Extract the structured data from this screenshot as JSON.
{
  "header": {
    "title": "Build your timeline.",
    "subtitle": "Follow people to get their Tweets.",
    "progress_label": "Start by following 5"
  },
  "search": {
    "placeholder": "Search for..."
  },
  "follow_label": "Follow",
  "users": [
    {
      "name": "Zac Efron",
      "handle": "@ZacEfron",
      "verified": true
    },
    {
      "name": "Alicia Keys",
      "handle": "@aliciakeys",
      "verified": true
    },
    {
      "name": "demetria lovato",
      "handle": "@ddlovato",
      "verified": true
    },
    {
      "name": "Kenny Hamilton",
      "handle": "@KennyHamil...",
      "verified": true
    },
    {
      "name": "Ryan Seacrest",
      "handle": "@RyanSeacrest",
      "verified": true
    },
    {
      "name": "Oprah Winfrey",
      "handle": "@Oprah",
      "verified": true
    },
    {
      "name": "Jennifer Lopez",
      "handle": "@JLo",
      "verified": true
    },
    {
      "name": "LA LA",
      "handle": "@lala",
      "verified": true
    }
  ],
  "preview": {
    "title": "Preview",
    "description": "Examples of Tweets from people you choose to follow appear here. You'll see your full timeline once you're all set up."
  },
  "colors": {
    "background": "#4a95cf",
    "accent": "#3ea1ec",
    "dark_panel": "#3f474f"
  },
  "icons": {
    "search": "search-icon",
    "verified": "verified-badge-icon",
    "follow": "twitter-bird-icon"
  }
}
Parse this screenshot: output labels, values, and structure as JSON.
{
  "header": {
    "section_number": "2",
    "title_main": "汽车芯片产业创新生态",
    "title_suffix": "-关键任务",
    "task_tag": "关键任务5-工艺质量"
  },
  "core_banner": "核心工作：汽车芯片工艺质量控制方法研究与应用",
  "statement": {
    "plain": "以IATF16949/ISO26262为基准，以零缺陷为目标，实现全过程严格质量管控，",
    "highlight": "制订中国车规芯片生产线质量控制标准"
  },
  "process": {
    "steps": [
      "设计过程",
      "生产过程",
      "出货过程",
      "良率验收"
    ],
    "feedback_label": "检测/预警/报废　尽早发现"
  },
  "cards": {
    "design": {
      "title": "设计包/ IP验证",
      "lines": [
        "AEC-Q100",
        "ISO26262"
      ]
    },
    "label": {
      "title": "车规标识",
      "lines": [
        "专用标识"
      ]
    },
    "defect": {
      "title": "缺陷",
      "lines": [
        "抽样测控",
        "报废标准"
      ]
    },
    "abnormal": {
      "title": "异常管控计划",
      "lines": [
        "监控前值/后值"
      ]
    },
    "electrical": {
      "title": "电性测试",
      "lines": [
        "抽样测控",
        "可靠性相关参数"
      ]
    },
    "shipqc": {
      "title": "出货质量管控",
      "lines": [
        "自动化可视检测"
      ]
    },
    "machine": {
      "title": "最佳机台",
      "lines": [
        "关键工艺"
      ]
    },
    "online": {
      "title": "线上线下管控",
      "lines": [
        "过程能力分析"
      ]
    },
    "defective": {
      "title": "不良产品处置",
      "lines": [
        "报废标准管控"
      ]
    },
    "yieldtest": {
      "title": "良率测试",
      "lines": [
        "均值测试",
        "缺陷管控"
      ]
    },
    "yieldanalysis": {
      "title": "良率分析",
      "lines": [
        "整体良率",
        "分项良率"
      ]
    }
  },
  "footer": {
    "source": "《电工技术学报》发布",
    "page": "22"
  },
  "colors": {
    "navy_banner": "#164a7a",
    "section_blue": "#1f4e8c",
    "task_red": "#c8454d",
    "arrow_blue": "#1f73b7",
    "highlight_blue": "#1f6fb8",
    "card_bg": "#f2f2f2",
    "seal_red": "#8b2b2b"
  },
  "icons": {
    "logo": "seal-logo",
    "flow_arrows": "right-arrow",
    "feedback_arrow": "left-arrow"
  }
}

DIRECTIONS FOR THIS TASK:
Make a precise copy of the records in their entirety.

RESULT OF THIS EXERCISE:
Extract the structured data from this screenshot as JSON.
{
  "header": {
    "title": "Build your timeline.",
    "subtitle": "Follow people to get their Tweets.",
    "progress_label": "Start by following 5"
  },
  "search": {
    "placeholder": "Search for..."
  },
  "follow_label": "Follow",
  "users": [
    {
      "name": "Zac Efron",
      "handle": "@ZacEfron",
      "verified": true
    },
    {
      "name": "Alicia Keys",
      "handle": "@aliciakeys",
      "verified": true
    },
    {
      "name": "demetria lovato",
      "handle": "@ddlovato",
      "verified": true
    },
    {
      "name": "Kenny Hamilton",
      "handle": "@KennyHamil...",
      "verified": true
    },
    {
      "name": "Ryan Seacrest",
      "handle": "@RyanSeacrest",
      "verified": true
    },
    {
      "name": "Oprah Winfrey",
      "handle": "@Oprah",
      "verified": true
    },
    {
      "name": "Jennifer Lopez",
      "handle": "@JLo",
      "verified": true
    },
    {
      "name": "LA LA",
      "handle": "@lala",
      "verified": true
    }
  ],
  "preview": {
    "title": "Preview",
    "description": "Examples of Tweets from people you choose to follow appear here. You'll see your full timeline once you're all set up."
  },
  "colors": {
    "background": "#4a95cf",
    "accent": "#3ea1ec",
    "dark_panel": "#3f474f"
  },
  "icons": {
    "search": "search-icon",
    "verified": "verified-badge-icon",
    "follow": "twitter-bird-icon"
  }
}
Parse this screenshot: output labels, values, and structure as JSON.
{
  "header": {
    "section_number": "2",
    "title_main": "汽车芯片产业创新生态",
    "title_suffix": "-关键任务",
    "task_tag": "关键任务5-工艺质量"
  },
  "core_banner": "核心工作：汽车芯片工艺质量控制方法研究与应用",
  "statement": {
    "plain": "以IATF16949/ISO26262为基准，以零缺陷为目标，实现全过程严格质量管控，",
    "highlight": "制订中国车规芯片生产线质量控制标准"
  },
  "process": {
    "steps": [
      "设计过程",
      "生产过程",
      "出货过程",
      "良率验收"
    ],
    "feedback_label": "检测/预警/报废　尽早发现"
  },
  "cards": {
    "design": {
      "title": "设计包/ IP验证",
      "lines": [
        "AEC-Q100",
        "ISO26262"
      ]
    },
    "label": {
      "title": "车规标识",
      "lines": [
        "专用标识"
      ]
    },
    "defect": {
      "title": "缺陷",
      "lines": [
        "抽样测控",
        "报废标准"
      ]
    },
    "abnormal": {
      "title": "异常管控计划",
      "lines": [
        "监控前值/后值"
      ]
    },
    "electrical": {
      "title": "电性测试",
      "lines": [
        "抽样测控",
        "可靠性相关参数"
      ]
    },
    "shipqc": {
      "title": "出货质量管控",
      "lines": [
        "自动化可视检测"
      ]
    },
    "machine": {
      "title": "最佳机台",
      "lines": [
        "关键工艺"
      ]
    },
    "online": {
      "title": "线上线下管控",
      "lines": [
        "过程能力分析"
      ]
    },
    "defective": {
      "title": "不良产品处置",
      "lines": [
        "报废标准管控"
      ]
    },
    "yieldtest": {
      "title": "良率测试",
      "lines": [
        "均值测试",
        "缺陷管控"
      ]
    },
    "yieldanalysis": {
      "title": "良率分析",
      "lines": [
        "整体良率",
        "分项良率"
      ]
    }
  },
  "footer": {
    "source": "《电工技术学报》发布",
    "page": "22"
  },
  "colors": {
    "navy_banner": "#164a7a",
    "section_blue": "#1f4e8c",
    "task_red": "#c8454d",
    "arrow_blue": "#1f73b7",
    "highlight_blue": "#1f6fb8",
    "card_bg": "#f2f2f2",
    "seal_red": "#8b2b2b"
  },
  "icons": {
    "logo": "seal-logo",
    "flow_arrows": "right-arrow",
    "feedback_arrow": "left-arrow"
  }
}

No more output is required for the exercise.